Researchers Meet Protesters in TV Debate

Whither wheat? Debate over U.K. research into genetically modified wheat ended up on a BBC news program.

U.S. Department of Agriculture

The fate of an experimental field of genetically modified wheat in the United Kingdom is still unclear after a televised debate between researchers in charge of the field trial and activists opposed to GM crops. The researchers, led by John Pickett of Rothamsted Research in Harpenden, issued a public appeal to the activists earlier this month asking them to call off their planned destruction of the field on 27 May.

The activists responded, saying they would welcome the chance to debate “on neutral ground, with a neutral chairperson, for an open exchange of opinions and concerns.” Both sides agreed to participate in a roundtable on the BBC’s Newsnight program last night. (Readers in the U.K. can see the program here.)

Jyoti Fernandes of Take the Flour Back, the group that threatened to destroy the GM wheat, said on the program that she considered such research “really dangerous” and urged the scientists to “look at the wider social and cultural implications of GM agriculture. … GM protesters have been saying for over a decade that we don’t want government research to be focused on GM technology when there are other solutions on the table that we could be researching, and nobody’s listening.”

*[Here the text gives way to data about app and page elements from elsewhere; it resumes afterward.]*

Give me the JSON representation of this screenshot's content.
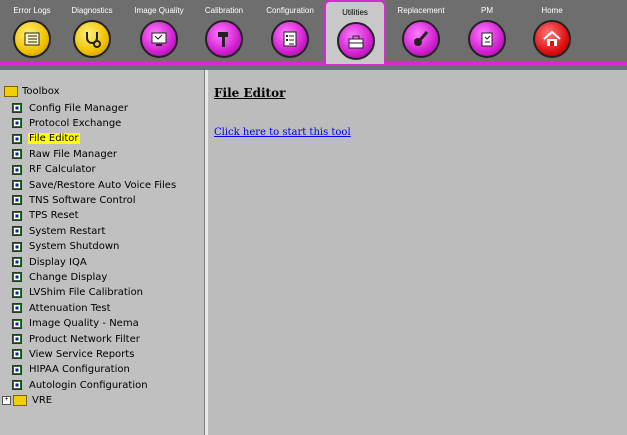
{
  "tabs": [
    {
      "label": "Error Logs"
    },
    {
      "label": "Diagnostics"
    },
    {
      "label": "Image Quality"
    },
    {
      "label": "Calibration"
    },
    {
      "label": "Configuration"
    },
    {
      "label": "Utilities"
    },
    {
      "label": "Replacement"
    },
    {
      "label": "PM"
    },
    {
      "label": "Home"
    }
  ],
  "active_tab": "Utilities",
  "colors": {
    "accent": "#d42bd4",
    "link": "#0000ee",
    "selected": "#ffff00"
  },
  "sidebar": {
    "root_label": "Toolbox",
    "items": [
      {
        "label": "Config File Manager"
      },
      {
        "label": "Protocol Exchange"
      },
      {
        "label": "File Editor"
      },
      {
        "label": "Raw File Manager"
      },
      {
        "label": "RF Calculator"
      },
      {
        "label": "Save/Restore Auto Voice Files"
      },
      {
        "label": "TNS Software Control"
      },
      {
        "label": "TPS Reset"
      },
      {
        "label": "System Restart"
      },
      {
        "label": "System Shutdown"
      },
      {
        "label": "Display IQA"
      },
      {
        "label": "Change Display"
      },
      {
        "label": "LVShim File Calibration"
      },
      {
        "label": "Attenuation Test"
      },
      {
        "label": "Image Quality - Nema"
      },
      {
        "label": "Product Network Filter"
      },
      {
        "label": "View Service Reports"
      },
      {
        "label": "HIPAA Configuration"
      },
      {
        "label": "Autologin Configuration"
      }
    ],
    "selected": "File Editor",
    "collapsed_folder": {
      "label": "VRE"
    }
  },
  "main": {
    "title": "File Editor",
    "link_text": "Click here to start this tool"
  }
}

Pickett argued that the research was all about finding more sustainable ways of producing food: “We’re using GM only experimentally at the moment, and it’s not going into the food chain and it’s not part of a commercial development.”

Lawrence Woodward of the pressure group Citizens Concerned About GM argued that “GM research really needs to be done in controlled environments. When you take it out into the field, it raises bigger problems, bigger risks, and these need to be assessed properly.” Tracey Brown of the group Sense About Science countered that “We are talking about a controlled environment in the sense that this research is going on in an experimental setting.”

The often heated debate soon veered toward the threatened direct action against the crop and each side’s willingness, or not, to debate the issues. Asked whether her group still intended to destroy the crop, Fernandes said: “I’d like to decide on the day if that’s an appropriate action.” She was later asked what right she had to decide that such research should not go ahead. “I have a lot of experience, and I feel very passionately about it. I’m a farmer. My family has a farm in Iowa, and I’ve directly seen the impact of GM agriculture.”

Pickett and his colleagues had also arranged to hold a longer discussion in London next week, moderated by George Monbiot, a columnist and blogger for the Guardian newspaper. The group declined that invitation, saying that as a small group of volunteers they didn’t “have the capacity to give such an event the time and effort it deserves.”

On Newsnight, Pickett challenged Fernandes: “You don’t seem to want to go ahead with the debate with us. … We think the debate should precede you trying to destroy the experiment, if that’s what you’re going to do.” To which Fernandes replied: “If we hadn’t threatened it, you wouldn’t have asked us.” Whether next week’s debate will take place remains far from clear.